» AIM OF THE TASK
Would you repeat every entry below word for word but drop the images?

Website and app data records

Content starts

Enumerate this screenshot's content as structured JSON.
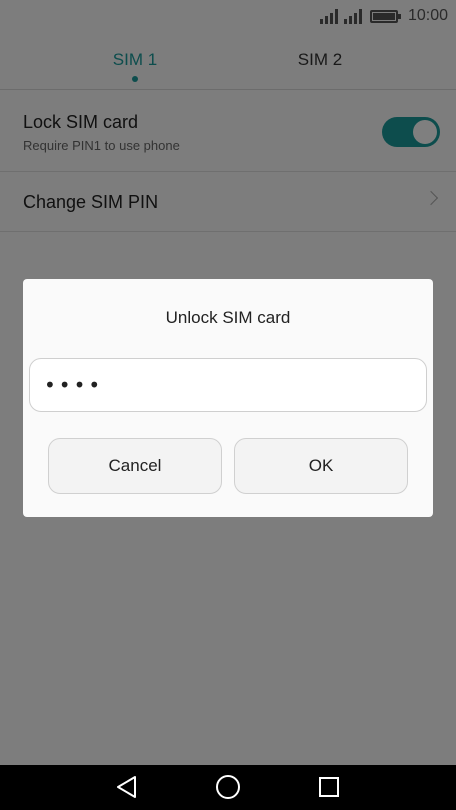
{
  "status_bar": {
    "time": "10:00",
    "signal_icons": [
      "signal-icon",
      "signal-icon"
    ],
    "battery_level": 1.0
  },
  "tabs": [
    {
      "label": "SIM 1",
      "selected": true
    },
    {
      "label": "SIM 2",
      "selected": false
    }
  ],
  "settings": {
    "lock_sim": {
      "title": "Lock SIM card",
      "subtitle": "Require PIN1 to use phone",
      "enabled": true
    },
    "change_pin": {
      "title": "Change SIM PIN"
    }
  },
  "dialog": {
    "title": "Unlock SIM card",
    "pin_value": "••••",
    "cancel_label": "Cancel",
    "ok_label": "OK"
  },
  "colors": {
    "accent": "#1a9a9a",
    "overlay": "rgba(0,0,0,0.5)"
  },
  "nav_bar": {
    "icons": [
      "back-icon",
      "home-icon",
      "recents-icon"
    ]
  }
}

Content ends

» TASK OUTPUT
Enumerate this screenshot's content as structured JSON.
{
  "status_bar": {
    "time": "10:00",
    "signal_icons": [
      "signal-icon",
      "signal-icon"
    ],
    "battery_level": 1.0
  },
  "tabs": [
    {
      "label": "SIM 1",
      "selected": true
    },
    {
      "label": "SIM 2",
      "selected": false
    }
  ],
  "settings": {
    "lock_sim": {
      "title": "Lock SIM card",
      "subtitle": "Require PIN1 to use phone",
      "enabled": true
    },
    "change_pin": {
      "title": "Change SIM PIN"
    }
  },
  "dialog": {
    "title": "Unlock SIM card",
    "pin_value": "••••",
    "cancel_label": "Cancel",
    "ok_label": "OK"
  },
  "colors": {
    "accent": "#1a9a9a",
    "overlay": "rgba(0,0,0,0.5)"
  },
  "nav_bar": {
    "icons": [
      "back-icon",
      "home-icon",
      "recents-icon"
    ]
  }
}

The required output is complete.